→ **Problem details**:
Without including any pictures, copy every line below exactly.

→ **Data for this exercise**:
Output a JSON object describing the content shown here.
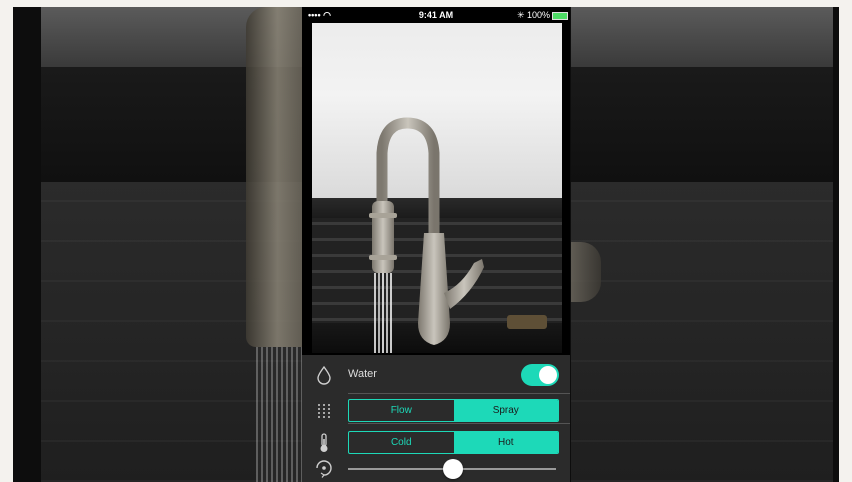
{
  "status_bar": {
    "signal": "•••• ◠",
    "time": "9:41 AM",
    "battery_text": "✳ 100%"
  },
  "controls": {
    "water": {
      "label": "Water",
      "icon": "water-drop-icon",
      "enabled": true
    },
    "mode": {
      "icon": "spray-dots-icon",
      "options": [
        "Flow",
        "Spray"
      ],
      "selected": "Spray"
    },
    "temperature": {
      "icon": "thermometer-icon",
      "options": [
        "Cold",
        "Hot"
      ],
      "selected": "Hot"
    },
    "rotation": {
      "icon": "rotate-icon",
      "slider_fraction": 0.5
    }
  },
  "colors": {
    "accent": "#1dd9b8",
    "panel": "#2b2b2b"
  }
}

→ **Output for this task**:
Output a JSON object describing the content shown here.
{
  "status_bar": {
    "signal": "•••• ◠",
    "time": "9:41 AM",
    "battery_text": "✳ 100%"
  },
  "controls": {
    "water": {
      "label": "Water",
      "icon": "water-drop-icon",
      "enabled": true
    },
    "mode": {
      "icon": "spray-dots-icon",
      "options": [
        "Flow",
        "Spray"
      ],
      "selected": "Spray"
    },
    "temperature": {
      "icon": "thermometer-icon",
      "options": [
        "Cold",
        "Hot"
      ],
      "selected": "Hot"
    },
    "rotation": {
      "icon": "rotate-icon",
      "slider_fraction": 0.5
    }
  },
  "colors": {
    "accent": "#1dd9b8",
    "panel": "#2b2b2b"
  }
}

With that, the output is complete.